Another government department we have worked with over the year is the Department of Work and Pensions (DWP). We have hosted a number of meetings and seminars with officials from DWP and the Appeals Service, as part of their focus on improving the way in which disputes are handled, and tribunal appeals run, in relation to disability and incapacity benefits. Particular interest has been shown in how we are able to resolve large volumes of insurance disputes - which similarly involve medical evidence of disability - without the need to hold tribunal hearings. DWP and the Appeals Service have taken a close interest in the way in which we identify, at an early stage, cases that can be resolved quickly and informally, rather than being determined through formal procedures.

DWP is also the department responsible for the legislative framework under which the Pensions Ombudsman operates. We have close operational contact with the Pensions Ombudsman because of our complementary - and in some cases overlapping - remits in relation to pension disputes. This means DTI regularly consults us on how we ensure that consumers, firms and pension schemes are appropriately served by our two organisations.

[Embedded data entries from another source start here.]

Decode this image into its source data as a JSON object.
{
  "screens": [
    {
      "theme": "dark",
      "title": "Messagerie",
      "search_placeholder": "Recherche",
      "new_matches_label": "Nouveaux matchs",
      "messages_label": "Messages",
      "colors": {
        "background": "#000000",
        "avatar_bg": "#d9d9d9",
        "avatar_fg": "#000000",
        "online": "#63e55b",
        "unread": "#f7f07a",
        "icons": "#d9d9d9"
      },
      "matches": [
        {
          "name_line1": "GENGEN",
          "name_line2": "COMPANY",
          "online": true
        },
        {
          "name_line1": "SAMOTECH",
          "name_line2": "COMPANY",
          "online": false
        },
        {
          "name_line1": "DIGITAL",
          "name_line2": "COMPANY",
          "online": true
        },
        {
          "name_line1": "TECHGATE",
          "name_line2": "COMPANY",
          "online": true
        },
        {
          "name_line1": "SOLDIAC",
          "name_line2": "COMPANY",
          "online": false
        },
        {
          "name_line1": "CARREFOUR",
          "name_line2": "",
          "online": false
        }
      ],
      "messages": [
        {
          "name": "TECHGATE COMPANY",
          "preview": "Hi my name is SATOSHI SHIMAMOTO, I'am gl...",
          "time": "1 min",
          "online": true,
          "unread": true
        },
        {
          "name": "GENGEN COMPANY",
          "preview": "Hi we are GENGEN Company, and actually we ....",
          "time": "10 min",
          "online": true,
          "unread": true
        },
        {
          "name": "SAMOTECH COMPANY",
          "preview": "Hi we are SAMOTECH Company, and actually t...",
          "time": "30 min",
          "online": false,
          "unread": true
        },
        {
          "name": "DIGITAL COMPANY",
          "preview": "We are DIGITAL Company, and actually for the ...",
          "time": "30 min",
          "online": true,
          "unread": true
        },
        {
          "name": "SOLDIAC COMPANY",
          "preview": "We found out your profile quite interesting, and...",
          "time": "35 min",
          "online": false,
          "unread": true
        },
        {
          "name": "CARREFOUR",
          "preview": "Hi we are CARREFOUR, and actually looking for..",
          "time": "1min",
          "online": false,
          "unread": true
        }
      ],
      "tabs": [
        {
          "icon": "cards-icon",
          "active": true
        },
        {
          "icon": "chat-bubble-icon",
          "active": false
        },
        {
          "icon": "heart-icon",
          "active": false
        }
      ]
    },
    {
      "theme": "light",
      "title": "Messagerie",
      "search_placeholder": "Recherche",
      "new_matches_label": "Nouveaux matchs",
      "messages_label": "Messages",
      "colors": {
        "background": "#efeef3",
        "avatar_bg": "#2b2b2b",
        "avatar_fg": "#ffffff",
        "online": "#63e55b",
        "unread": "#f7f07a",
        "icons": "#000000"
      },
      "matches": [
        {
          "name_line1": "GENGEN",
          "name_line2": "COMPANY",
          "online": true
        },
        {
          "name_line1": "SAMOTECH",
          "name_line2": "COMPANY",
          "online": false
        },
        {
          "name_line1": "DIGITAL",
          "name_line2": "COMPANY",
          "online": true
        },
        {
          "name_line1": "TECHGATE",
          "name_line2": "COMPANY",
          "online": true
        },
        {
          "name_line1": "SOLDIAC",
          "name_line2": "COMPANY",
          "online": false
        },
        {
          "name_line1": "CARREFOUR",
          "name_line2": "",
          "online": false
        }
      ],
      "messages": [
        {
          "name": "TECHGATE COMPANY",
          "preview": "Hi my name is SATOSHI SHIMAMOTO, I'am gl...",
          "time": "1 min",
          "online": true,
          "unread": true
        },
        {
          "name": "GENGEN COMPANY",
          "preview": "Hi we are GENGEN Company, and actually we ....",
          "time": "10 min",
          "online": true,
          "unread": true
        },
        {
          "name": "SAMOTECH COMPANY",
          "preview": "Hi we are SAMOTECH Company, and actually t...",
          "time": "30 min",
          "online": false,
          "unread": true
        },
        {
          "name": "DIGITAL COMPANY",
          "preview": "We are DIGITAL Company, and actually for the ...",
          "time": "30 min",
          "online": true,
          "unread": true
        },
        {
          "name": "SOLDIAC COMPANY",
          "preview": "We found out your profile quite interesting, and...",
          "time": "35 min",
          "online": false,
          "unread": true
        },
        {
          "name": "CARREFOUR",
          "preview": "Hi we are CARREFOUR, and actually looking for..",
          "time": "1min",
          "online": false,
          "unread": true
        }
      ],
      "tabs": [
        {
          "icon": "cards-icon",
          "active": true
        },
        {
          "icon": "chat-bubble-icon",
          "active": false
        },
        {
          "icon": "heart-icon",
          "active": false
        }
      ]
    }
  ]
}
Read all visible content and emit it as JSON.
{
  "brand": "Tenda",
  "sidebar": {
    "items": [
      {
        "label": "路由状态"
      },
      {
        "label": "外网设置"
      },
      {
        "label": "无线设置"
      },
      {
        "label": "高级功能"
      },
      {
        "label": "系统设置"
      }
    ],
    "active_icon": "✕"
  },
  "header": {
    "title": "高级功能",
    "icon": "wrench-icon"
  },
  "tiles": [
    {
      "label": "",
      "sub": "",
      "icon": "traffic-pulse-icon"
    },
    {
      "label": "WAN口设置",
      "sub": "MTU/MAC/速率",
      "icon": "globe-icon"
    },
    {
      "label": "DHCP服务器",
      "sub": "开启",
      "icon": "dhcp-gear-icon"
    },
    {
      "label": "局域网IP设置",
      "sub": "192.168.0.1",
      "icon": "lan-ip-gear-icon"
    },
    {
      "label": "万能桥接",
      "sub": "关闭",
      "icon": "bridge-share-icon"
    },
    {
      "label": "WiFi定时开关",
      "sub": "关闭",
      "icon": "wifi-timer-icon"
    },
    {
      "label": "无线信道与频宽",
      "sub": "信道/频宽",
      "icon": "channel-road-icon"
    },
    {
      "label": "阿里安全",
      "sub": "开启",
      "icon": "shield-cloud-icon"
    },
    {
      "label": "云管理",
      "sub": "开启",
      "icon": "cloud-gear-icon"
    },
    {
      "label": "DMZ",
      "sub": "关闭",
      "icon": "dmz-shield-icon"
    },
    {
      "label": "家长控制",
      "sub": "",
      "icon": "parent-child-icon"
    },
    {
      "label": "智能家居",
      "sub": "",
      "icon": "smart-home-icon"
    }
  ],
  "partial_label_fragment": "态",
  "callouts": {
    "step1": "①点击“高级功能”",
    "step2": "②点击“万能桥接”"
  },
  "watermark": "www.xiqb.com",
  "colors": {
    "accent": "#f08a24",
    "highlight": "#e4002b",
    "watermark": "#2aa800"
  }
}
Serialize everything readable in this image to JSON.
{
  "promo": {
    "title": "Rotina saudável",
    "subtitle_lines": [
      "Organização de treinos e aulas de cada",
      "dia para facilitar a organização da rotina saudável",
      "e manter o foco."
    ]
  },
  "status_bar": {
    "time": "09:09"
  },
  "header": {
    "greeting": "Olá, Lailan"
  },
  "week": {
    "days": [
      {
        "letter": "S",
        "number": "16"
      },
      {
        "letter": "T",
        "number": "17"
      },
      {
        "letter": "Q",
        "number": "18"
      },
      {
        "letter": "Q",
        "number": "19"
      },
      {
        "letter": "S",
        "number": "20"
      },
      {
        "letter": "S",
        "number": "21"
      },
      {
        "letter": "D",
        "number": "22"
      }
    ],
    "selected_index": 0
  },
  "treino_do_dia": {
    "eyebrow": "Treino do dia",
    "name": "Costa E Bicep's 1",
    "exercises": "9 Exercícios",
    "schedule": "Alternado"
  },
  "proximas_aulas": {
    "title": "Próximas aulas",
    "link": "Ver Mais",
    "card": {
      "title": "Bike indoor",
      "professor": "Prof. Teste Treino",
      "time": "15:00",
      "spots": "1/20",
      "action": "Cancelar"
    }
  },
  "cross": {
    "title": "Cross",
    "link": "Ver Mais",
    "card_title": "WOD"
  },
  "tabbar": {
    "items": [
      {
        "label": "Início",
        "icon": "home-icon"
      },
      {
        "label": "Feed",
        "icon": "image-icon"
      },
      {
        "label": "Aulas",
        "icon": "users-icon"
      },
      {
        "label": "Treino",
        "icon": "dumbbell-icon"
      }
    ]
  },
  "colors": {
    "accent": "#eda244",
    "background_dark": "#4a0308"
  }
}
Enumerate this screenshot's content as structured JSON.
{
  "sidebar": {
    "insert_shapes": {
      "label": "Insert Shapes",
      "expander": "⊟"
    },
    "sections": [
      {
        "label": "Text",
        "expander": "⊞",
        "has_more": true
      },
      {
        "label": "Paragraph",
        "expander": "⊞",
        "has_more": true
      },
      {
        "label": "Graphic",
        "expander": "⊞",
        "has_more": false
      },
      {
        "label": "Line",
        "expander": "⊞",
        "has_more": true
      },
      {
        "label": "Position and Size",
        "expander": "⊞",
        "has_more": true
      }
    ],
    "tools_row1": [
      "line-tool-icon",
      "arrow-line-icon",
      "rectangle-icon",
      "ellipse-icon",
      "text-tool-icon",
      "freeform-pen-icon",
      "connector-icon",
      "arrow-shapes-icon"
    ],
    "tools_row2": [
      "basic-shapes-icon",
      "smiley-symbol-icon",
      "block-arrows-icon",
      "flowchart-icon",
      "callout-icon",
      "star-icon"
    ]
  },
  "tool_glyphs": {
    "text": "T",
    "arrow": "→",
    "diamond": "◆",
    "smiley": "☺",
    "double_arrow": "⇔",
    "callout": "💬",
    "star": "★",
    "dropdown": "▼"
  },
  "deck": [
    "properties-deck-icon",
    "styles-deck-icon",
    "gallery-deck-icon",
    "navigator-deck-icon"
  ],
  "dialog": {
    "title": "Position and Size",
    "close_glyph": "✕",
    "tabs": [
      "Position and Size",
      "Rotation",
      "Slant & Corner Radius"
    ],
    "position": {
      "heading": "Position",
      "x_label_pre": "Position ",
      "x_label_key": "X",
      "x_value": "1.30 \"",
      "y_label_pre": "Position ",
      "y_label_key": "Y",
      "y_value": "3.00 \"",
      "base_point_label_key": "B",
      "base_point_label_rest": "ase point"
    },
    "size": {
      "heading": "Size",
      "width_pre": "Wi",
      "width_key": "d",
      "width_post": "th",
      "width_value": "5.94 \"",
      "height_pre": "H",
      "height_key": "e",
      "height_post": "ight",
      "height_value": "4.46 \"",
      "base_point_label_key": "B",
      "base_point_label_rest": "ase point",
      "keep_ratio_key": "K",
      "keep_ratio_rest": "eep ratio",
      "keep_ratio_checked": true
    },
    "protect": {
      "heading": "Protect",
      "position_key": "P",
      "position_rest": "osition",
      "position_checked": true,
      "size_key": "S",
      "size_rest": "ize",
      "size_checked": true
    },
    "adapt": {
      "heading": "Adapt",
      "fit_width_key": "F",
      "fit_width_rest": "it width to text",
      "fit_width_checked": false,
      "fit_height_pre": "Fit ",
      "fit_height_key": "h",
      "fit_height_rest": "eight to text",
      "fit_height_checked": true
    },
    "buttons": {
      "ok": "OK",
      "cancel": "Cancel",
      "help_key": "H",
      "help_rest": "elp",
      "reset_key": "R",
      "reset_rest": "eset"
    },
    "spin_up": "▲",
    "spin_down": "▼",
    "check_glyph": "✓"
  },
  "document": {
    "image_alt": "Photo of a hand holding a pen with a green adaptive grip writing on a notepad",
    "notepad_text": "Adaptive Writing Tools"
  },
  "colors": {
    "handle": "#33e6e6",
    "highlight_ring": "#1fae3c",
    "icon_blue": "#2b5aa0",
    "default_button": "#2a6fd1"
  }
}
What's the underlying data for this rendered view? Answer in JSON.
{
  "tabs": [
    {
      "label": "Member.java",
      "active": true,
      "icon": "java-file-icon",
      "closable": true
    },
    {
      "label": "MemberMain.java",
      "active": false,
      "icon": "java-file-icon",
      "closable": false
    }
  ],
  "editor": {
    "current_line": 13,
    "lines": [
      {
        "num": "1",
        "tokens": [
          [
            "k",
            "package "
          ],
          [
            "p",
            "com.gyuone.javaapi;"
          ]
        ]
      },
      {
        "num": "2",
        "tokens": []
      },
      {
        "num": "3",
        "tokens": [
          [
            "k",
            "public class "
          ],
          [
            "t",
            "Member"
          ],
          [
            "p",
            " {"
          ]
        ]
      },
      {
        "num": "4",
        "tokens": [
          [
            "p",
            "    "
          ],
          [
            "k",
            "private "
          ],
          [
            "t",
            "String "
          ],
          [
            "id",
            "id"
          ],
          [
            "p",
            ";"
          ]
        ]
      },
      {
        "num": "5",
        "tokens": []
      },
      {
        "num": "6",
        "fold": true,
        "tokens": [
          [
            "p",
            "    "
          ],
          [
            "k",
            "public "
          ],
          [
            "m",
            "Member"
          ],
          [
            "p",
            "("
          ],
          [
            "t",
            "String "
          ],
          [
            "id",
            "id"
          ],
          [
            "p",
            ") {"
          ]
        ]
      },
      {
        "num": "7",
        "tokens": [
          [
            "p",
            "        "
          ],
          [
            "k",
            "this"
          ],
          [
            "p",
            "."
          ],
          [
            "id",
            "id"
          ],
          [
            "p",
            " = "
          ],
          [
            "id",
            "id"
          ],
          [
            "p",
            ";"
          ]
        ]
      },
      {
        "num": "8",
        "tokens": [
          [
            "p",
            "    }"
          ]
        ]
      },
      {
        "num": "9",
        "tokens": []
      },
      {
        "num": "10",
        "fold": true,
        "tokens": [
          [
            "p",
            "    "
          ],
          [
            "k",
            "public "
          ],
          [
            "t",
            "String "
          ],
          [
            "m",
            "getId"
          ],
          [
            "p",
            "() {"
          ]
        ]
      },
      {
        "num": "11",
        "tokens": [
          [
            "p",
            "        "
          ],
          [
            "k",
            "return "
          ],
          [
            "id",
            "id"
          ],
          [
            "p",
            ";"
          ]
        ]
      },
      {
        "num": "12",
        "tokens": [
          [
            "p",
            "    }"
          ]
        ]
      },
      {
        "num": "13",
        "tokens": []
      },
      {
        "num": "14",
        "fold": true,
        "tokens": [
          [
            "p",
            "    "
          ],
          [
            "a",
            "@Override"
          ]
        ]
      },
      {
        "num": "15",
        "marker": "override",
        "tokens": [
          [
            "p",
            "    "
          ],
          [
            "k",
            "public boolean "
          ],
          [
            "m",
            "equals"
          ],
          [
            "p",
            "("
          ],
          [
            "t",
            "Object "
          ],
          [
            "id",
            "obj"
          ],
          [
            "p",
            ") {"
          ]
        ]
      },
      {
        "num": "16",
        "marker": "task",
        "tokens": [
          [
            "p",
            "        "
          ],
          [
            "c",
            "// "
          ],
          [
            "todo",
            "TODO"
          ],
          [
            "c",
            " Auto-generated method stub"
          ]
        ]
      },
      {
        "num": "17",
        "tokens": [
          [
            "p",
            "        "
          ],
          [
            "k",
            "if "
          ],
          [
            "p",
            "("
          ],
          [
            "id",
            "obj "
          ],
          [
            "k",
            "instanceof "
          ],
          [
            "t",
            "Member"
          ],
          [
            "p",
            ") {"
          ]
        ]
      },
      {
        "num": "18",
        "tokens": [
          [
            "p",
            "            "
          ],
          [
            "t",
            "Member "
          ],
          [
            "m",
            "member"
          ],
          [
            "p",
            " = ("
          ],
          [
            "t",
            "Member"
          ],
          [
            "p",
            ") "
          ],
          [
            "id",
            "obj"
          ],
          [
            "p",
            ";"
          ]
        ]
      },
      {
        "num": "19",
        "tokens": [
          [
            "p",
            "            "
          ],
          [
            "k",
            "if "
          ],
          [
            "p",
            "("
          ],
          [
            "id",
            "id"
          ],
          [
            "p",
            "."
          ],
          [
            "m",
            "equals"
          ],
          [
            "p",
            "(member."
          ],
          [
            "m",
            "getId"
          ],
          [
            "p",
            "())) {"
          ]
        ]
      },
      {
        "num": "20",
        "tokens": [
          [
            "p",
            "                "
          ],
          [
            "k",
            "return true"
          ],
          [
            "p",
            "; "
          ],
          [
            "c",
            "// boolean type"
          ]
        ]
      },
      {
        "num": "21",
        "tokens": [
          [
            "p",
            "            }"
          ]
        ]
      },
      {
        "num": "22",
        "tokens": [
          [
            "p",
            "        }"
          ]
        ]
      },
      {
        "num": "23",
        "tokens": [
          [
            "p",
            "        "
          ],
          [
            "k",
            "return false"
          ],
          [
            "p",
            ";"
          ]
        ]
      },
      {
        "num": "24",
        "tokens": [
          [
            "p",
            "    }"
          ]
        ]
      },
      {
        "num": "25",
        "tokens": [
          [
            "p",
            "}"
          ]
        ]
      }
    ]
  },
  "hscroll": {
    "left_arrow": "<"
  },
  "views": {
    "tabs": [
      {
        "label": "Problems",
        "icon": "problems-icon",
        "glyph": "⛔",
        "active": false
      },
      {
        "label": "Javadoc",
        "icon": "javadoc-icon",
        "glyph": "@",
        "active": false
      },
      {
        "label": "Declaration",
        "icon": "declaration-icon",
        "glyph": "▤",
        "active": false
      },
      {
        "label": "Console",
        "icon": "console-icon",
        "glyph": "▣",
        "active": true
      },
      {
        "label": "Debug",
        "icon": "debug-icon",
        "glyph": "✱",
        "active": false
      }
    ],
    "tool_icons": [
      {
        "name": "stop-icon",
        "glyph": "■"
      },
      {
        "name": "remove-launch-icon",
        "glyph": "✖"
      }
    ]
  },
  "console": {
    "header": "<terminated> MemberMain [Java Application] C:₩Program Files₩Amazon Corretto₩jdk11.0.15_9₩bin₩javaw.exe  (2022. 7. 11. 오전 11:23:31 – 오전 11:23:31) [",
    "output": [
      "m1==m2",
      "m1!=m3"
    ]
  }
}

Another example of our involvement in government-sponsored initiatives and research has been our close contact over the year with the Law Commission. Earlier this year the Commission published a paper on the reform of insurance contract law, which drew on our experience of areas in which the ombudsman has found the strict application of the law to produce an unfair result for policyholders. More recently, the Commission has published a paper on proportionate dispute resolution in the field of housing. This paper considers whether the experience of ombudsman schemes, including our own, could be applied to improve the resolution of housing disputes.

We are told that the Financial Ombudsman Service is the largest scheme of its type in the world. What is certain is that we are regularly asked to share our knowledge, experience and expertise internationally, as well as in the UK. In the Commonwealth countries, in particular, there is considerable interest in “combined” ombudsman schemes such as ours, which operate across a wider spectrum, such as financial services in general, rather than just in banking, insurance or investment. We are also founder members of FIN-NET, the European Commission-sponsored network of out-of-court redress bodies, designed to ease the handling of cross-border disputes in financial services.

The fact that the UK ombudsman model is finding itself increasingly the focus of interest, both at home and abroad, is not only pleasing as an endorsement of the ombudsman as an accepted mechanism for settling disputes. It is also, in the case of financial services, a tribute to the vision of a small group of insurance practitioners who, twenty-five years ago, persuaded the National Consumer Council to work with them in founding the Insurance Ombudsman Bureau. What started then as a small-scale and quite radical experiment - giving customers access to justice through an ombudsman, rather than resorting to court action - has evolved and grown over the intervening quarter-century.

Ombudsmen are now a recognised feature in the constitutional landscape - an institution in their own right. And I am very proud of my organisation’s own role in contributing to the development of that institution.

Walter Merricks signature

Walter Merricks June 2006